Issue #20 – 23rd August 2013
News and Latest Developments
The Ventana Research Technology Innovation Award winners have been announced for 2013 and the winner for Business Innovation in HCM is … Fusion Applications.
Following hot on the heels of IBM being banned from state contracts in Queensland, SAP has landed itself in the courts in a battle over a failed $373 million payroll project.
Johan Louwers has an article highlighting Fusion Mobile Expenses (including a fun little 90sec video on what mobile expenses ‘ought to be’).
Succeeder Dave spotted this article, where Oracle have announced a new browser based app allowing users to “mash together graphs, tables and other types of data to create mobile analytical apps tailor-made to their lines of business”, all without needing technical input.
Certus’s Tim Warner summarises where he feels Fusion currently sits, and which core areas he’d like to see improved before more ‘bells and whistles’ are introduced.
Oracle are running a deep-dive course on tailoring Fusion on the Sunday before OOW. The content is applicable for both partners and customers, and supports all deployment models by including details on using design-time tools like JDeveloper and ADF, as well as the run-time Composers.
Alexander Hansal has a handy blog post on integrating Google Maps – fast becoming the de facto standard for online maps – with Fusion.
Josh Bersin writes on the Forbes site his take on the reasons that HR Tech is the hottest industry segment currently.
50% of companies have abandoned a cloud project in the last 3 years due to integration problems. This infographic – which focuses on Cloud integration, mobile and data governance – also highlights that some niche cloud providers (we wonder who they mean!) contract out their data management.
A 8 minute video by the Fusion Apps Developer Relations team showing how to customize approval rules in Fusion Applications. It’s quite low level, but shows the full setup.
After featuring the breakfast donut in the PeopleSoft Weekly a few months back, the story of the cronut – a croissant/doughnut hybrid – caught our eye.
Avon started out selling books.
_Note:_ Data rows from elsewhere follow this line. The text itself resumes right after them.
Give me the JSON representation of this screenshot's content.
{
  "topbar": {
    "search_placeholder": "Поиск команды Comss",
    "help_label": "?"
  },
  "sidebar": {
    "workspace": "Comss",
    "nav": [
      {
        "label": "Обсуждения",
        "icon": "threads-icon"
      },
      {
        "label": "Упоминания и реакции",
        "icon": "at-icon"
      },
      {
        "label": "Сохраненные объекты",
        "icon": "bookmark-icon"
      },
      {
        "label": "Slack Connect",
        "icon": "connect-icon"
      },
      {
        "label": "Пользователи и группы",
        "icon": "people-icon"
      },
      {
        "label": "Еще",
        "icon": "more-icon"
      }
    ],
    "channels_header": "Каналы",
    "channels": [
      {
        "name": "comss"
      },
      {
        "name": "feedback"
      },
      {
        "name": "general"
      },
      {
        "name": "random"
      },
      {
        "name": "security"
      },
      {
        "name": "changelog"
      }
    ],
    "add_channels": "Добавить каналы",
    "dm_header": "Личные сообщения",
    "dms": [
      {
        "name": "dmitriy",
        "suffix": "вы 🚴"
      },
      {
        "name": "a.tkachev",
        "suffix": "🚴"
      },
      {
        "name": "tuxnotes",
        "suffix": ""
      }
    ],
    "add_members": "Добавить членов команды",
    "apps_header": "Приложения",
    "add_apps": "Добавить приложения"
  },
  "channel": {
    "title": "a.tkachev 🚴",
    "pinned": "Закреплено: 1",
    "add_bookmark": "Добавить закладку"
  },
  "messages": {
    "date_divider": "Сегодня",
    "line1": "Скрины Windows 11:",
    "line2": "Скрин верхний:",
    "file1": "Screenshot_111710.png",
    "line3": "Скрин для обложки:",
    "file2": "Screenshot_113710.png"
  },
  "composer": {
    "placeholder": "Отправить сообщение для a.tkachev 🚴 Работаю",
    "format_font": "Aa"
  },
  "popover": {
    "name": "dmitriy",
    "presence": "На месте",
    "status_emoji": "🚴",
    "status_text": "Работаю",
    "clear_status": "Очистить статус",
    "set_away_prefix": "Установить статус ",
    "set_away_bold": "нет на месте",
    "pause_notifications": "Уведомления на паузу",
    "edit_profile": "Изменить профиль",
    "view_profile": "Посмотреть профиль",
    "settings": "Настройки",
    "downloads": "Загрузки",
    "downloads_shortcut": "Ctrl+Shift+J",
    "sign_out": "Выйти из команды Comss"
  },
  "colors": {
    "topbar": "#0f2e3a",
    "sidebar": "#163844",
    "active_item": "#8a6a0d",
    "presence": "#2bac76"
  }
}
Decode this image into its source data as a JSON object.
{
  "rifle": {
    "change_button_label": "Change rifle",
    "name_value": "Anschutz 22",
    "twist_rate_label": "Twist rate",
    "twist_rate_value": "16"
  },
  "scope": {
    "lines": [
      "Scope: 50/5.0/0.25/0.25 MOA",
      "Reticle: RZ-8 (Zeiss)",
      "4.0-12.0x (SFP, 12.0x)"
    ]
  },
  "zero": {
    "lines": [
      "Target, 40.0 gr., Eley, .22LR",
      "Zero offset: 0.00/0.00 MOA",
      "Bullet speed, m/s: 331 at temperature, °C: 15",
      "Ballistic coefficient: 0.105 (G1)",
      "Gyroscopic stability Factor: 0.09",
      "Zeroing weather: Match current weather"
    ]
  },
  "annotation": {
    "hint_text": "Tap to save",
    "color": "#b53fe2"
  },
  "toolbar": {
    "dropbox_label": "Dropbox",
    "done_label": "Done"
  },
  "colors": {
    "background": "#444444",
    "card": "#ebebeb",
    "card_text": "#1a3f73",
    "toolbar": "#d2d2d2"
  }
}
Nokia started out as a paper mill. These successful companies have, at some point in their existence, pivoted to a different revenue stream and become huge.